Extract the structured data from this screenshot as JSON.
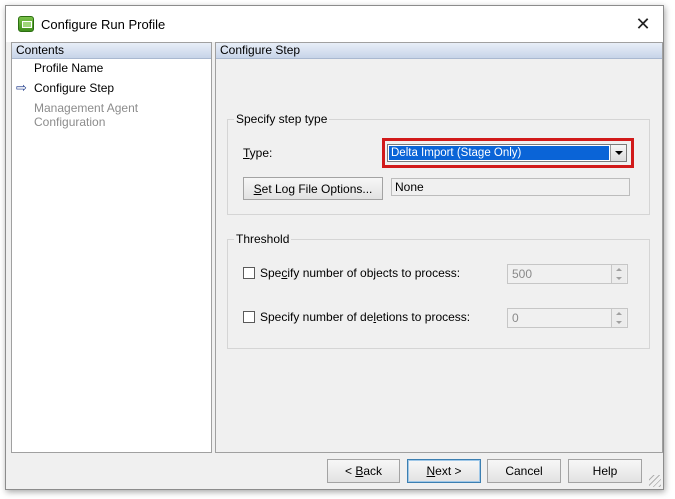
{
  "window": {
    "title": "Configure Run Profile",
    "close_glyph": "✕"
  },
  "left_panel": {
    "header": "Contents",
    "items": [
      {
        "label": "Profile Name",
        "state": "completed"
      },
      {
        "label": "Configure Step",
        "state": "current"
      },
      {
        "label": "Management Agent Configuration",
        "state": "disabled"
      }
    ],
    "current_marker": "⇨"
  },
  "right_panel": {
    "header": "Configure Step",
    "step_type_group": {
      "legend": "Specify step type",
      "type_label_access": "T",
      "type_label_rest": "ype:",
      "type_value": "Delta Import (Stage Only)",
      "log_button_access": "S",
      "log_button_rest": "et Log File Options...",
      "log_value": "None"
    },
    "threshold_group": {
      "legend": "Threshold",
      "objects_label_pre": "Spe",
      "objects_label_access": "c",
      "objects_label_post": "ify number of objects to process:",
      "objects_value": "500",
      "objects_checked": false,
      "deletions_label_pre": "Specify number of de",
      "deletions_label_access": "l",
      "deletions_label_post": "etions to process:",
      "deletions_value": "0",
      "deletions_checked": false
    }
  },
  "footer": {
    "back_arrow": "< ",
    "back_access": "B",
    "back_rest": "ack",
    "next_access": "N",
    "next_rest": "ext",
    "next_arrow": " >",
    "cancel": "Cancel",
    "help": "Help"
  },
  "colors": {
    "highlight_border": "#d11a1a",
    "selection": "#0a64d7"
  }
}
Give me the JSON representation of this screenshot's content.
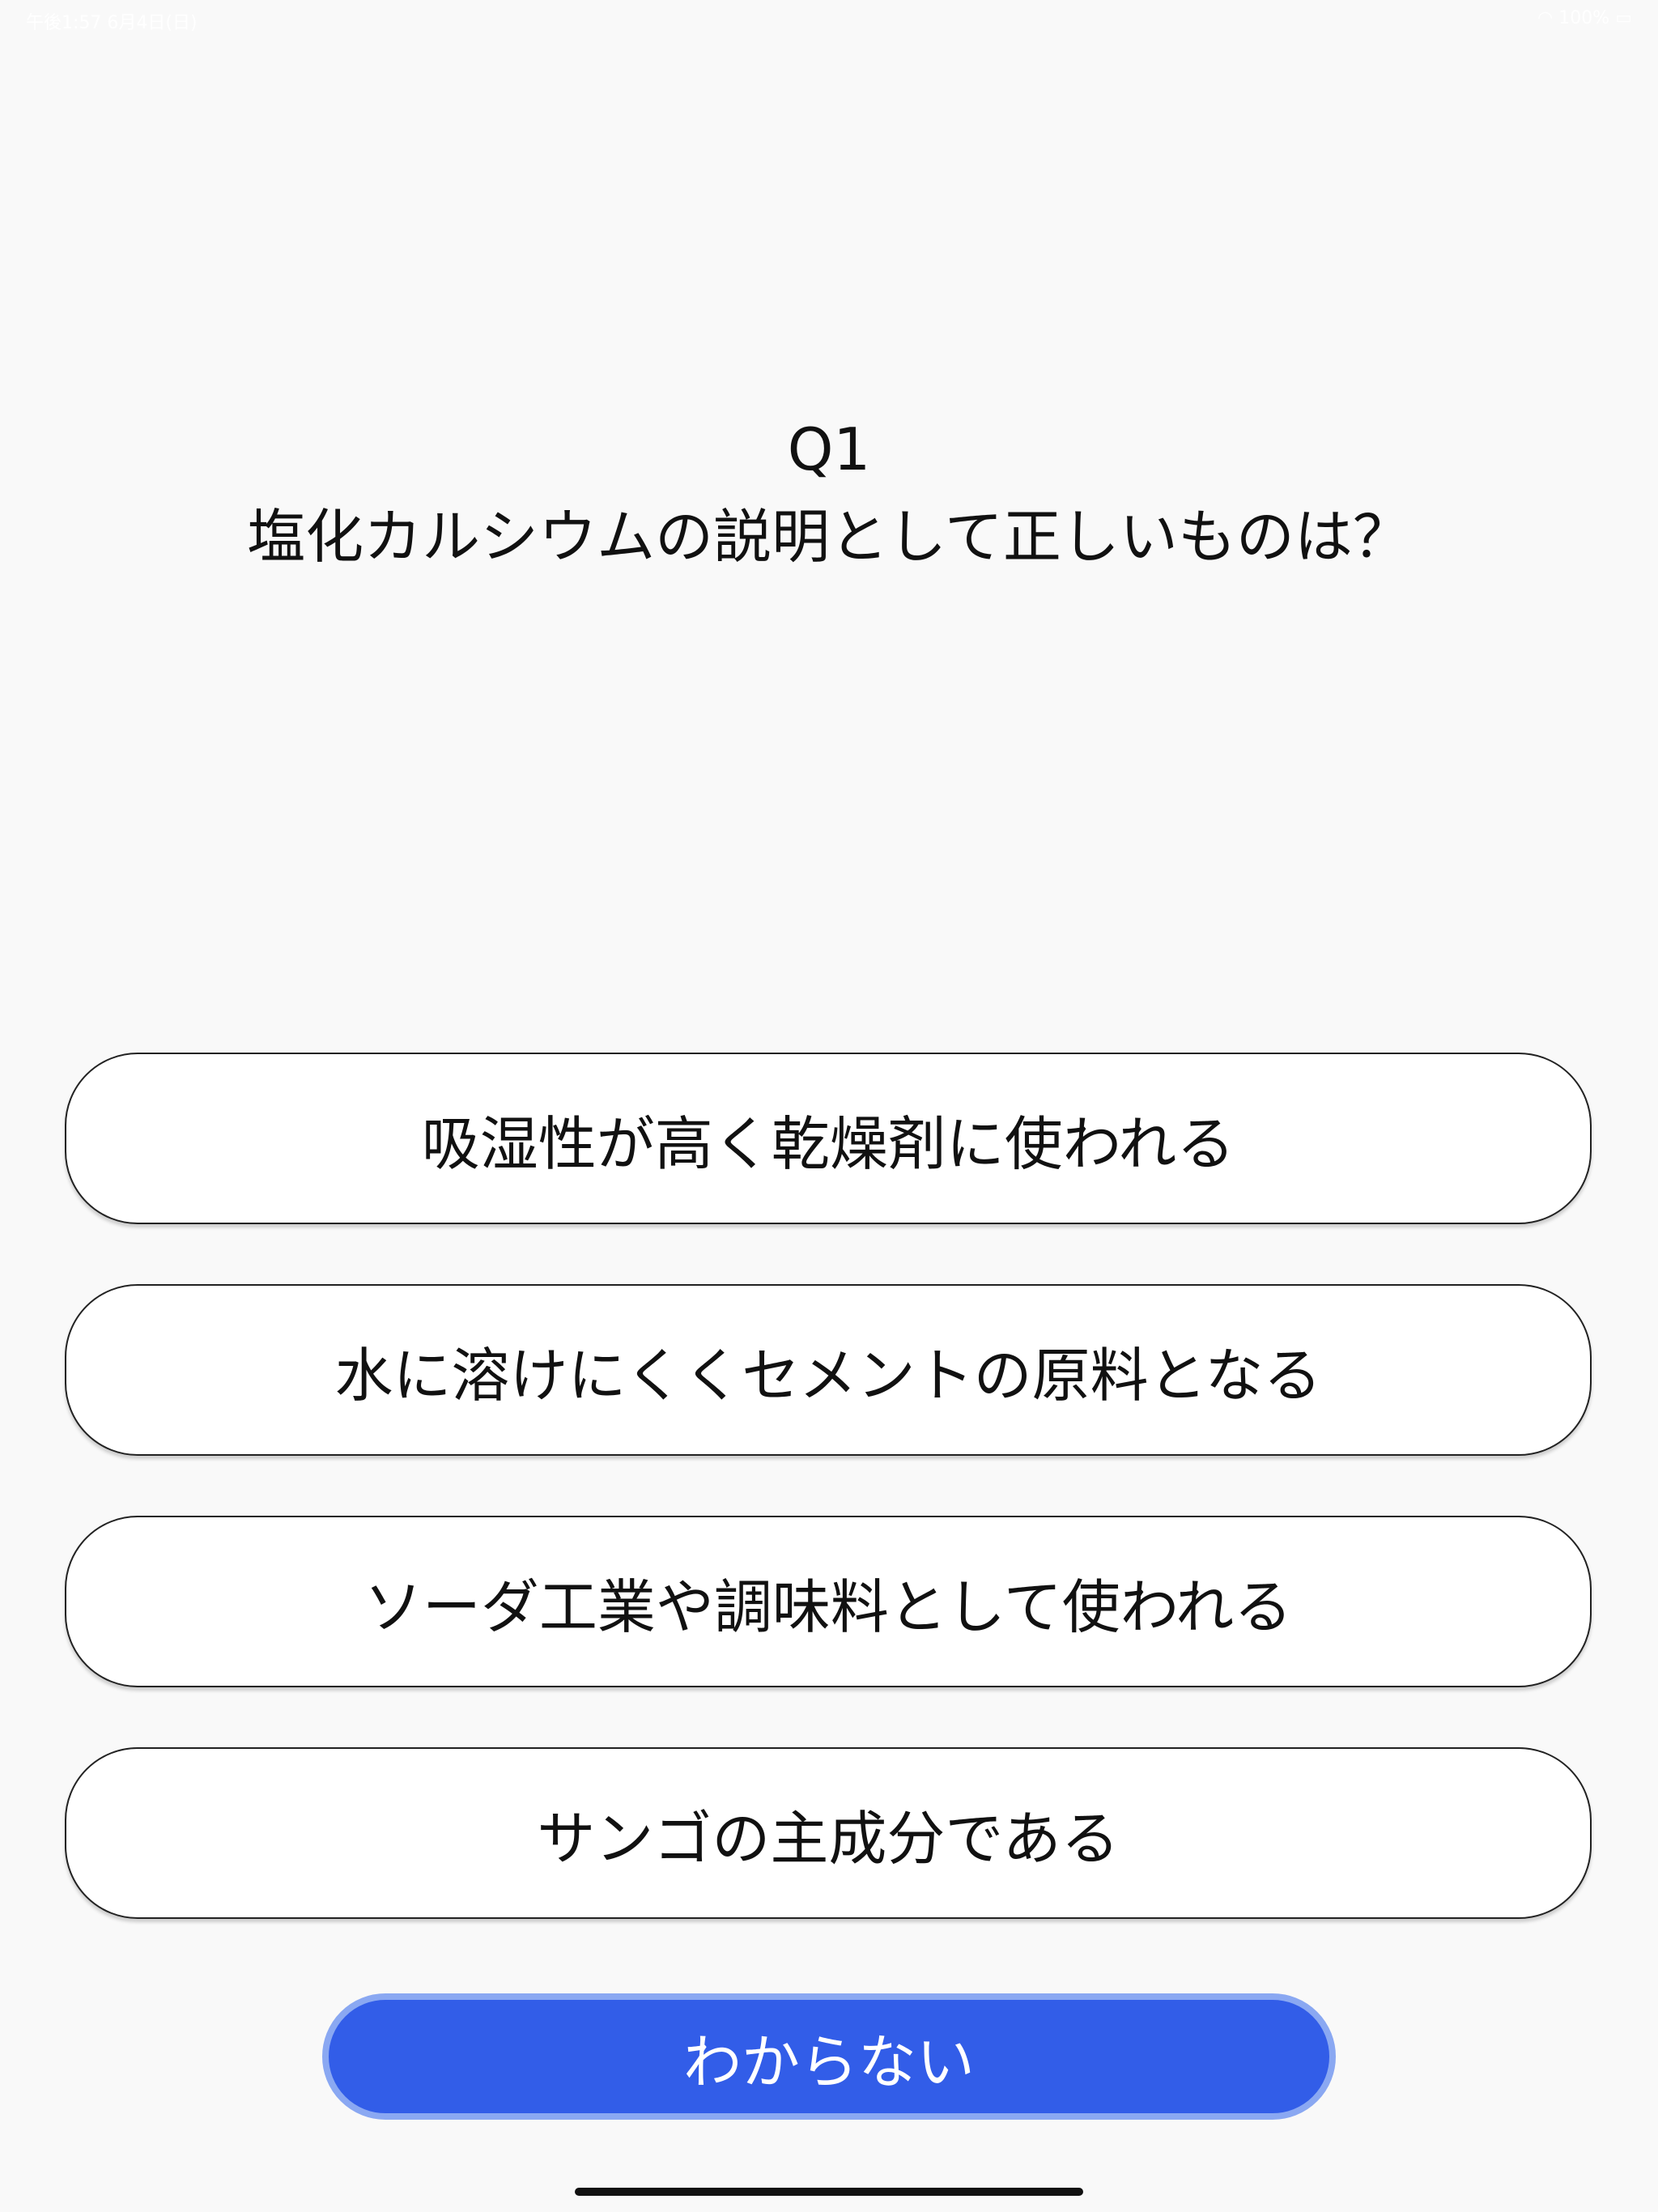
{
  "status_bar": {
    "time_date": "午後1:57 6月4日(日)",
    "battery": "100%",
    "wifi_icon": "wifi-icon",
    "battery_icon": "battery-icon"
  },
  "question": {
    "number": "Q1",
    "text": "塩化カルシウムの説明として正しいものは？"
  },
  "answers": [
    {
      "label": "吸湿性が高く乾燥剤に使われる"
    },
    {
      "label": "水に溶けにくくセメントの原料となる"
    },
    {
      "label": "ソーダ工業や調味料として使われる"
    },
    {
      "label": "サンゴの主成分である"
    }
  ],
  "dont_know_button": {
    "label": "わからない"
  },
  "colors": {
    "background": "#f9f9f9",
    "option_background": "#ffffff",
    "option_border": "#222222",
    "primary_button": "#325de8",
    "primary_button_border": "#8aa8f2",
    "text": "#111111"
  }
}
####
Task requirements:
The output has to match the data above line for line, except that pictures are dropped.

Answer area:
Extract the structured data from this screenshot as JSON.
{
  "window": {
    "title": "Configure Run Profile",
    "close_glyph": "✕"
  },
  "left_panel": {
    "header": "Contents",
    "items": [
      {
        "label": "Profile Name",
        "state": "completed"
      },
      {
        "label": "Configure Step",
        "state": "current"
      },
      {
        "label": "Management Agent Configuration",
        "state": "disabled"
      }
    ],
    "current_marker": "⇨"
  },
  "right_panel": {
    "header": "Configure Step",
    "step_type_group": {
      "legend": "Specify step type",
      "type_label_access": "T",
      "type_label_rest": "ype:",
      "type_value": "Delta Import (Stage Only)",
      "log_button_access": "S",
      "log_button_rest": "et Log File Options...",
      "log_value": "None"
    },
    "threshold_group": {
      "legend": "Threshold",
      "objects_label_pre": "Spe",
      "objects_label_access": "c",
      "objects_label_post": "ify number of objects to process:",
      "objects_value": "500",
      "objects_checked": false,
      "deletions_label_pre": "Specify number of de",
      "deletions_label_access": "l",
      "deletions_label_post": "etions to process:",
      "deletions_value": "0",
      "deletions_checked": false
    }
  },
  "footer": {
    "back_arrow": "< ",
    "back_access": "B",
    "back_rest": "ack",
    "next_access": "N",
    "next_rest": "ext",
    "next_arrow": " >",
    "cancel": "Cancel",
    "help": "Help"
  },
  "colors": {
    "highlight_border": "#d11a1a",
    "selection": "#0a64d7"
  }
}
Give me the JSON representation of this screenshot's content.
{
  "status_bar": {
    "time_date": "午後1:57 6月4日(日)",
    "battery": "100%",
    "wifi_icon": "wifi-icon",
    "battery_icon": "battery-icon"
  },
  "question": {
    "number": "Q1",
    "text": "塩化カルシウムの説明として正しいものは？"
  },
  "answers": [
    {
      "label": "吸湿性が高く乾燥剤に使われる"
    },
    {
      "label": "水に溶けにくくセメントの原料となる"
    },
    {
      "label": "ソーダ工業や調味料として使われる"
    },
    {
      "label": "サンゴの主成分である"
    }
  ],
  "dont_know_button": {
    "label": "わからない"
  },
  "colors": {
    "background": "#f9f9f9",
    "option_background": "#ffffff",
    "option_border": "#222222",
    "primary_button": "#325de8",
    "primary_button_border": "#8aa8f2",
    "text": "#111111"
  }
}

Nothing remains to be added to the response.